Observed and Experiential Integration (OEI)

You can think of OEI as a psychological emergency room treatment. In medical emergencies, the priorities are to stop the bleeding, start breathing and stabilize fractures. Other specialists then enter the picture to extend and complete recovery. OEI reduces fight, flight, freeze, and numbing responses to enable higher-level brain functioning to occur.

What differentiates OEI from other forms of therapy?

Talk therapy alone cannot heal the wounds left by a traumatic experience.  While problem-solving techniques may give temporary relief, they more often than not fall short of healing trauma wounds. The original trauma event(s) bypass higher processing centres of the brain and it is for this reason that logic-minded approaches fail. For this reason, most people report greater improvement through experience-based approaches such as OEI, as they work a non-verbal, awareness of your body, emotional level.

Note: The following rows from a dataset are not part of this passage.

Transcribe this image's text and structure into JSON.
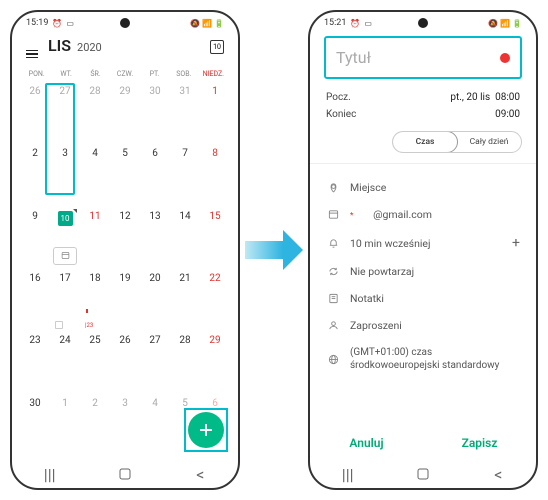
{
  "left": {
    "status_time": "15:19",
    "month": "LIS",
    "year": "2020",
    "today_num": "10",
    "weekdays": [
      "PON.",
      "WT.",
      "ŚR.",
      "CZW.",
      "PT.",
      "SOB.",
      "NIEDZ."
    ],
    "weeks": [
      [
        {
          "n": "26",
          "cls": "other"
        },
        {
          "n": "27",
          "cls": "other"
        },
        {
          "n": "28",
          "cls": "other"
        },
        {
          "n": "29",
          "cls": "other"
        },
        {
          "n": "30",
          "cls": "other"
        },
        {
          "n": "31",
          "cls": "other"
        },
        {
          "n": "1",
          "cls": "sun"
        }
      ],
      [
        {
          "n": "2"
        },
        {
          "n": "3"
        },
        {
          "n": "4"
        },
        {
          "n": "5"
        },
        {
          "n": "6"
        },
        {
          "n": "7"
        },
        {
          "n": "8",
          "cls": "sun"
        }
      ],
      [
        {
          "n": "9"
        },
        {
          "n": "10",
          "today": true
        },
        {
          "n": "11",
          "cls": "sun"
        },
        {
          "n": "12"
        },
        {
          "n": "13"
        },
        {
          "n": "14"
        },
        {
          "n": "15",
          "cls": "sun"
        }
      ],
      [
        {
          "n": "16"
        },
        {
          "n": "17"
        },
        {
          "n": "18"
        },
        {
          "n": "19"
        },
        {
          "n": "20"
        },
        {
          "n": "21"
        },
        {
          "n": "22",
          "cls": "sun"
        }
      ],
      [
        {
          "n": "23"
        },
        {
          "n": "24"
        },
        {
          "n": "25"
        },
        {
          "n": "26"
        },
        {
          "n": "27"
        },
        {
          "n": "28"
        },
        {
          "n": "29",
          "cls": "sun"
        }
      ],
      [
        {
          "n": "30"
        },
        {
          "n": "1",
          "cls": "other"
        },
        {
          "n": "2",
          "cls": "other"
        },
        {
          "n": "3",
          "cls": "other"
        },
        {
          "n": "4",
          "cls": "other"
        },
        {
          "n": "5",
          "cls": "other"
        },
        {
          "n": "6",
          "cls": "other sun"
        }
      ]
    ],
    "item_count_18": "|23"
  },
  "right": {
    "status_time": "15:21",
    "title_placeholder": "Tytuł",
    "start_label": "Pocz.",
    "start_date": "pt., 20 lis",
    "start_time": "08:00",
    "end_label": "Koniec",
    "end_time": "09:00",
    "seg_time": "Czas",
    "seg_allday": "Cały dzień",
    "place": "Miejsce",
    "account_suffix": "@gmail.com",
    "reminder": "10 min wcześniej",
    "repeat": "Nie powtarzaj",
    "notes": "Notatki",
    "invitees": "Zaproszeni",
    "timezone_line1": "(GMT+01:00) czas",
    "timezone_line2": "środkowoeuropejski standardowy",
    "cancel": "Anuluj",
    "save": "Zapisz"
  }
}
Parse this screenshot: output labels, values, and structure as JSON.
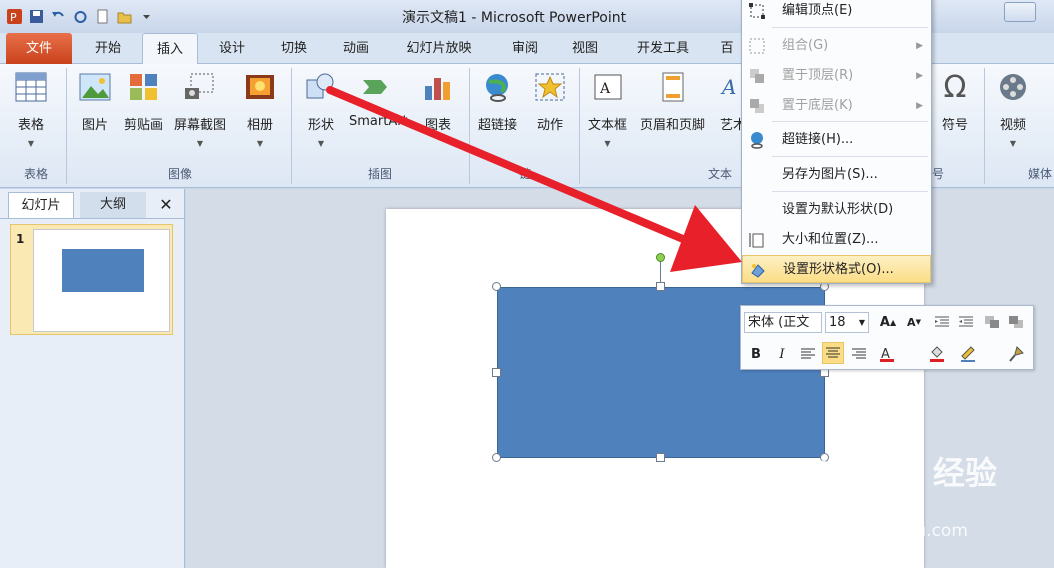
{
  "window": {
    "title": "演示文稿1 - Microsoft PowerPoint"
  },
  "tabs": {
    "file": "文件",
    "home": "开始",
    "insert": "插入",
    "design": "设计",
    "transitions": "切换",
    "animations": "动画",
    "slideshow": "幻灯片放映",
    "review": "审阅",
    "view": "视图",
    "developer": "开发工具",
    "addins": "百"
  },
  "ribbon": {
    "table": "表格",
    "picture": "图片",
    "clipart": "剪贴画",
    "screenshot": "屏幕截图",
    "album": "相册",
    "shapes": "形状",
    "smartart": "SmartArt",
    "chart": "图表",
    "hyperlink": "超链接",
    "action": "动作",
    "textbox": "文本框",
    "header_footer": "页眉和页脚",
    "wordart": "艺术",
    "symbol": "符号",
    "video": "视频",
    "g_table": "表格",
    "g_images": "图像",
    "g_illus": "插图",
    "g_links": "链",
    "g_text": "文本",
    "g_symbol": "号",
    "g_media": "媒体"
  },
  "pane": {
    "slides_tab": "幻灯片",
    "outline_tab": "大纲",
    "close": "✕",
    "slide_num": "1"
  },
  "context_menu": {
    "edit_points": "编辑顶点(E)",
    "group": "组合(G)",
    "bring_front": "置于顶层(R)",
    "send_back": "置于底层(K)",
    "hyperlink": "超链接(H)...",
    "save_as_picture": "另存为图片(S)...",
    "set_default": "设置为默认形状(D)",
    "size_position": "大小和位置(Z)...",
    "format_shape": "设置形状格式(O)..."
  },
  "mini_toolbar": {
    "font": "宋体 (正文",
    "size": "18",
    "bold": "B",
    "italic": "I"
  },
  "watermark": {
    "logo": "Bai du 经验",
    "url": "jingyan.baidu.com"
  },
  "colors": {
    "shape_fill": "#4f81bd",
    "arrow": "#e8202a",
    "file_tab": "#d2532a",
    "highlight": "#fbdd86"
  }
}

What exactly does OEI do?

OEI engages the processing of psychological trauma through a re-imagining/recall of a specific intense experience. Through activating such memories a person will likely experience vague physical (e.g. upset stomach, shortness of breath, dry throat, numbing sensation etc) and perceptual symptoms (tingling or numb sensation within the body, drowsiness, sweating, blurred vision, altered emotional state to name a few) to intense panic symptoms (e.g. hyperventilating, abnormally high heart rate, dizziness or 'feeling fain' or light headed etc).

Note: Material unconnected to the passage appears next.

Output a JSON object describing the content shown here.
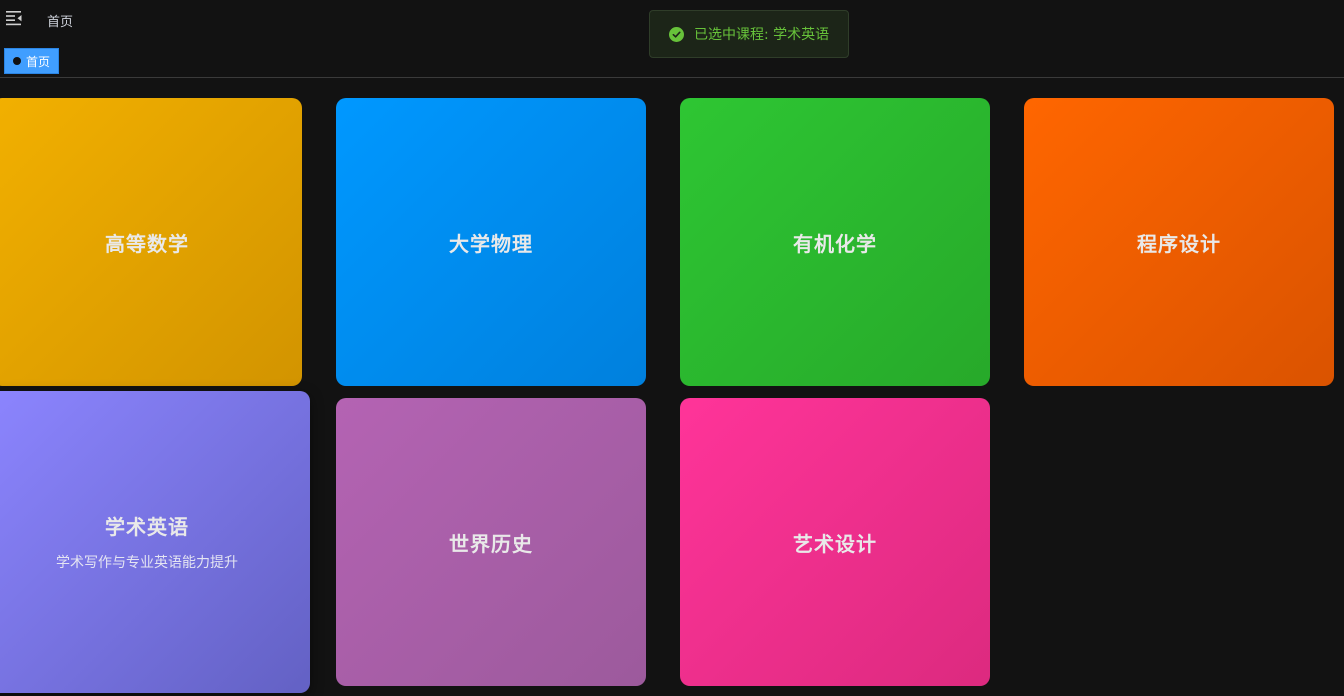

We see the world one eye at a time.

In brief, through a series of “switching”  (covering one eye while holding an intense trauma memory, aka the “target”) from eye-to-eye, enables the brain to re-integrate the fragmented trauma experience.  A target is a specific memory during the trauma event that was most disturbing to you.  This “stirred up” or “stuck” feeling is a result of the limbic freeze response (read more here) – the sensation occurring as a result of your sympathetic and parasympathetic nervous systems being engaged (think of this as having your foot on the brake of your car, whilst hitting the gas with the other).

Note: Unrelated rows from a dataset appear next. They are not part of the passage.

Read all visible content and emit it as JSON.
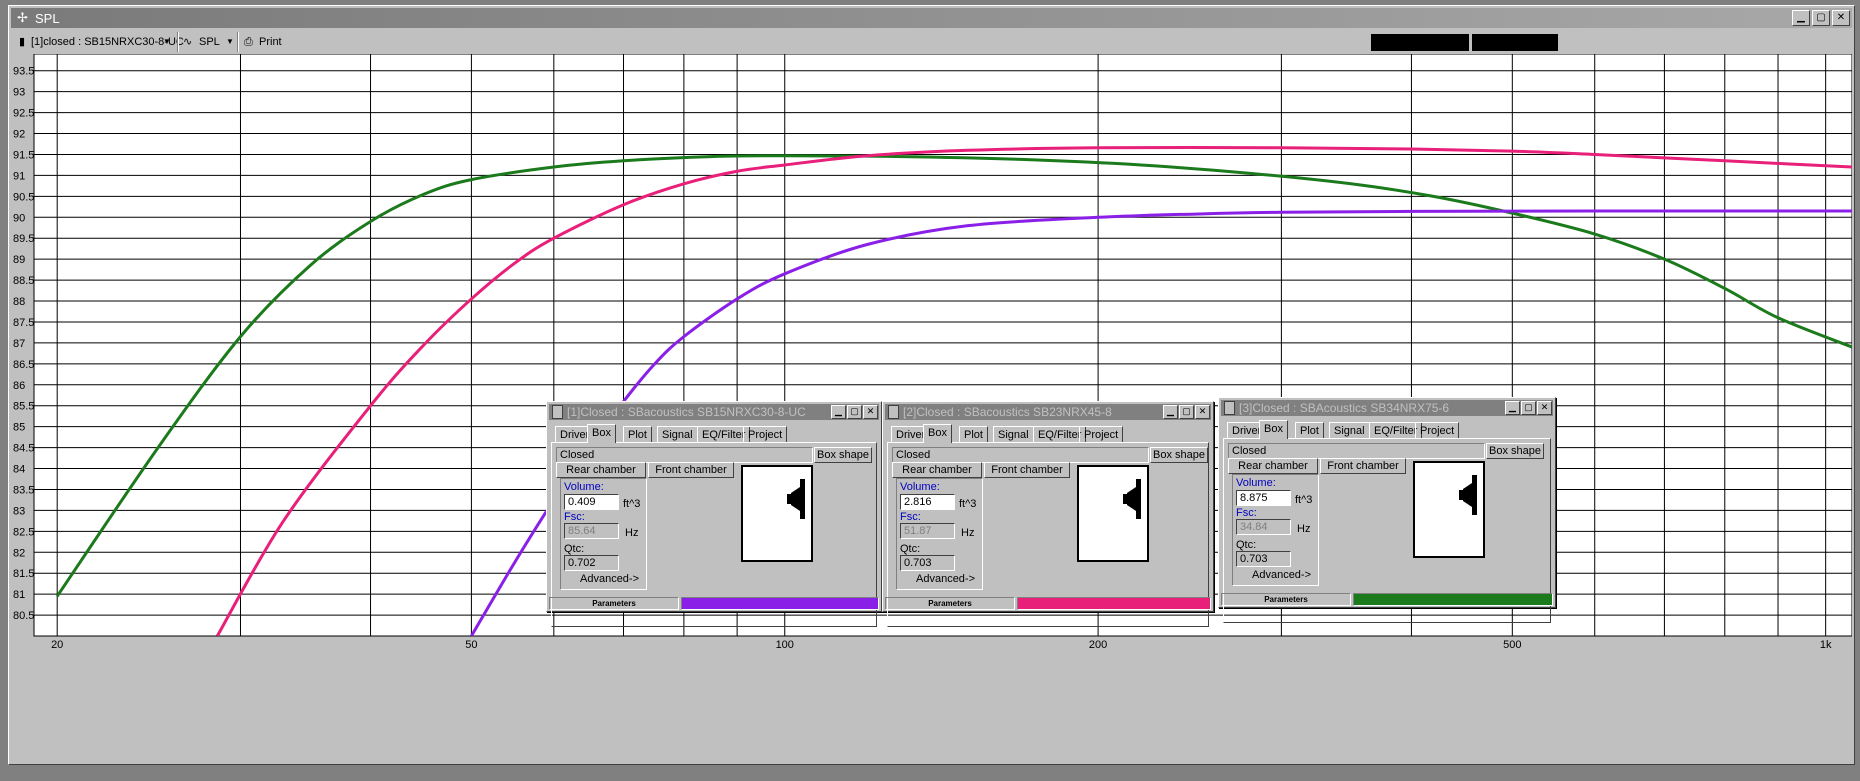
{
  "window": {
    "title": "SPL"
  },
  "toolbar": {
    "project_selector": "[1]closed : SB15NRXC30-8-UC",
    "plot_selector": "SPL",
    "print_label": "Print"
  },
  "chart_data": {
    "type": "line",
    "x_scale": "log",
    "xlim": [
      19,
      1060
    ],
    "ylim": [
      80,
      93.9
    ],
    "y_ticks": [
      80.5,
      81,
      81.5,
      82,
      82.5,
      83,
      83.5,
      84,
      84.5,
      85,
      85.5,
      86,
      86.5,
      87,
      87.5,
      88,
      88.5,
      89,
      89.5,
      90,
      90.5,
      91,
      91.5,
      92,
      92.5,
      93,
      93.5
    ],
    "x_tick_labels": [
      {
        "value": 20,
        "label": "20"
      },
      {
        "value": 50,
        "label": "50"
      },
      {
        "value": 100,
        "label": "100"
      },
      {
        "value": 200,
        "label": "200"
      },
      {
        "value": 500,
        "label": "500"
      },
      {
        "value": 1000,
        "label": "1k"
      }
    ],
    "x_grid": [
      20,
      30,
      40,
      50,
      60,
      70,
      80,
      90,
      100,
      200,
      300,
      400,
      500,
      600,
      700,
      800,
      900,
      1000
    ],
    "grid": true,
    "series": [
      {
        "color": "#1b7a1b",
        "points": [
          [
            20,
            80.95
          ],
          [
            25,
            84.5
          ],
          [
            30,
            87.15
          ],
          [
            35,
            88.85
          ],
          [
            40,
            89.9
          ],
          [
            45,
            90.55
          ],
          [
            50,
            90.9
          ],
          [
            60,
            91.2
          ],
          [
            70,
            91.35
          ],
          [
            85,
            91.45
          ],
          [
            100,
            91.47
          ],
          [
            130,
            91.45
          ],
          [
            170,
            91.38
          ],
          [
            220,
            91.25
          ],
          [
            280,
            91.05
          ],
          [
            350,
            90.8
          ],
          [
            420,
            90.5
          ],
          [
            500,
            90.1
          ],
          [
            600,
            89.6
          ],
          [
            700,
            89.0
          ],
          [
            800,
            88.3
          ],
          [
            900,
            87.6
          ],
          [
            1060,
            86.9
          ]
        ]
      },
      {
        "color": "#e8207a",
        "points": [
          [
            28.5,
            80.0
          ],
          [
            33,
            82.75
          ],
          [
            40,
            85.5
          ],
          [
            45,
            86.95
          ],
          [
            50,
            88.05
          ],
          [
            55,
            88.9
          ],
          [
            60,
            89.5
          ],
          [
            70,
            90.3
          ],
          [
            80,
            90.8
          ],
          [
            90,
            91.1
          ],
          [
            100,
            91.25
          ],
          [
            120,
            91.47
          ],
          [
            150,
            91.6
          ],
          [
            200,
            91.66
          ],
          [
            300,
            91.66
          ],
          [
            400,
            91.63
          ],
          [
            500,
            91.58
          ],
          [
            600,
            91.5
          ],
          [
            700,
            91.42
          ],
          [
            800,
            91.35
          ],
          [
            1060,
            91.2
          ]
        ]
      },
      {
        "color": "#8a20e8",
        "points": [
          [
            50,
            80.0
          ],
          [
            55,
            81.75
          ],
          [
            60,
            83.25
          ],
          [
            65,
            84.5
          ],
          [
            70,
            85.6
          ],
          [
            75,
            86.5
          ],
          [
            80,
            87.15
          ],
          [
            90,
            88.05
          ],
          [
            100,
            88.65
          ],
          [
            120,
            89.35
          ],
          [
            150,
            89.8
          ],
          [
            200,
            90.0
          ],
          [
            250,
            90.08
          ],
          [
            300,
            90.12
          ],
          [
            400,
            90.14
          ],
          [
            600,
            90.15
          ],
          [
            1060,
            90.15
          ]
        ]
      }
    ]
  },
  "tabs": [
    "Driver",
    "Box",
    "Plot",
    "Signal",
    "EQ/Filter",
    "Project"
  ],
  "labels": {
    "box_shape": "Box shape",
    "rear_chamber": "Rear chamber",
    "front_chamber": "Front chamber",
    "volume": "Volume:",
    "fsc": "Fsc:",
    "qtc": "Qtc:",
    "advanced": "Advanced->",
    "unit_volume": "ft^3",
    "unit_hz": "Hz",
    "parameters": "Parameters"
  },
  "boxes": [
    {
      "title": "[1]Closed : SBacoustics SB15NRXC30-8-UC",
      "box_type": "Closed",
      "volume": "0.409",
      "fsc": "85.64",
      "qtc": "0.702",
      "color": "#8a20e8"
    },
    {
      "title": "[2]Closed : SBacoustics SB23NRX45-8",
      "box_type": "Closed",
      "volume": "2.816",
      "fsc": "51.87",
      "qtc": "0.703",
      "color": "#e8207a"
    },
    {
      "title": "[3]Closed : SBAcoustics SB34NRX75-6",
      "box_type": "Closed",
      "volume": "8.875",
      "fsc": "34.84",
      "qtc": "0.703",
      "color": "#1b7a1b"
    }
  ]
}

Holding this target in mind, under the guidance of an OEI therapist helps the trauma sufferer reprocess the original trauma event.  Moving towards reintegration, the person then begins to experience a reduction in their trauma symptoms. Ultimately, once this hemispheric integration process occurs, memories of the trauma are no longer associated with an intensely emotional experience.  This re-experiencing is analogous to seeing a lion (the original traumatic memory) in the living room, to the lion in the zoo (once hemispheric integration has occurred).